**TO DO**
Set down the entries that follow exactly as written, leaving out any images.

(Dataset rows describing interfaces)
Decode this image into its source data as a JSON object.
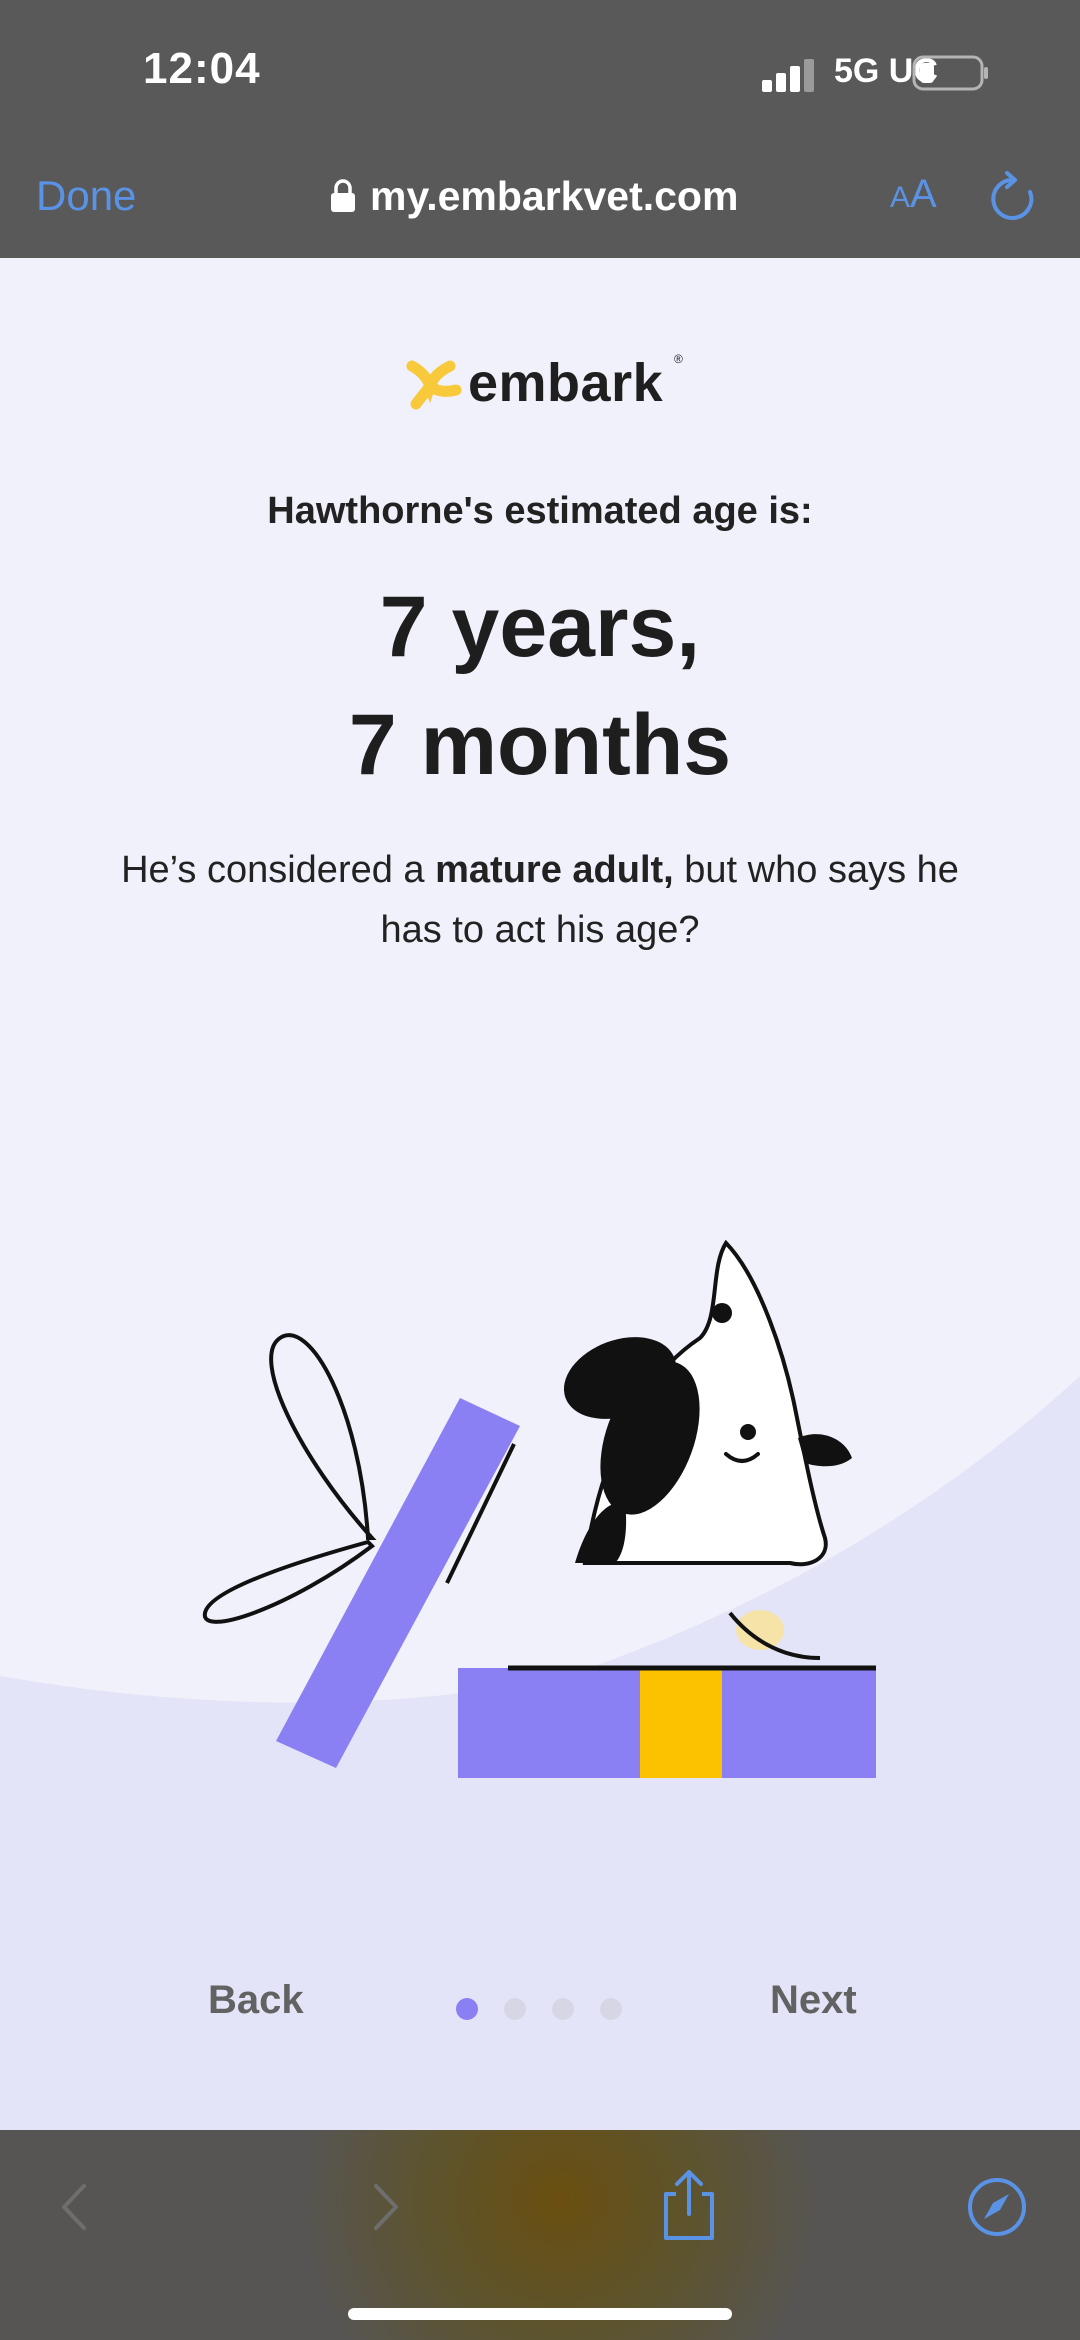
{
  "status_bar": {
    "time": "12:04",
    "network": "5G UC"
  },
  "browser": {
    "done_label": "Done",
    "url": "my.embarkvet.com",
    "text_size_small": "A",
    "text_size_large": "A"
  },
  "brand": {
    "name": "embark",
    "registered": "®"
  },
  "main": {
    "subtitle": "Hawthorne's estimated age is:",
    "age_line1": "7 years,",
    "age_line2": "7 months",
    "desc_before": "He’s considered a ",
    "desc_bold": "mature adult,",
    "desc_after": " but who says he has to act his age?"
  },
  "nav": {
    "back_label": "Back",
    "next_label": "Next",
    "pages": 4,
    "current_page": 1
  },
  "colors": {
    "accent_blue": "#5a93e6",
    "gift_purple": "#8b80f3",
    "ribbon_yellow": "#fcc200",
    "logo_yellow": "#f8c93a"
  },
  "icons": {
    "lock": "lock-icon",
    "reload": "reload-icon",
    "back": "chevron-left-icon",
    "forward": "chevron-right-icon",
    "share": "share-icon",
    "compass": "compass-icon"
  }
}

**RESPONSE TO THIS EXERCISE**
Decode this image into its source data as a JSON object.
{
  "status_bar": {
    "time": "12:04",
    "network": "5G UC"
  },
  "browser": {
    "done_label": "Done",
    "url": "my.embarkvet.com",
    "text_size_small": "A",
    "text_size_large": "A"
  },
  "brand": {
    "name": "embark",
    "registered": "®"
  },
  "main": {
    "subtitle": "Hawthorne's estimated age is:",
    "age_line1": "7 years,",
    "age_line2": "7 months",
    "desc_before": "He’s considered a ",
    "desc_bold": "mature adult,",
    "desc_after": " but who says he has to act his age?"
  },
  "nav": {
    "back_label": "Back",
    "next_label": "Next",
    "pages": 4,
    "current_page": 1
  },
  "colors": {
    "accent_blue": "#5a93e6",
    "gift_purple": "#8b80f3",
    "ribbon_yellow": "#fcc200",
    "logo_yellow": "#f8c93a"
  },
  "icons": {
    "lock": "lock-icon",
    "reload": "reload-icon",
    "back": "chevron-left-icon",
    "forward": "chevron-right-icon",
    "share": "share-icon",
    "compass": "compass-icon"
  }
}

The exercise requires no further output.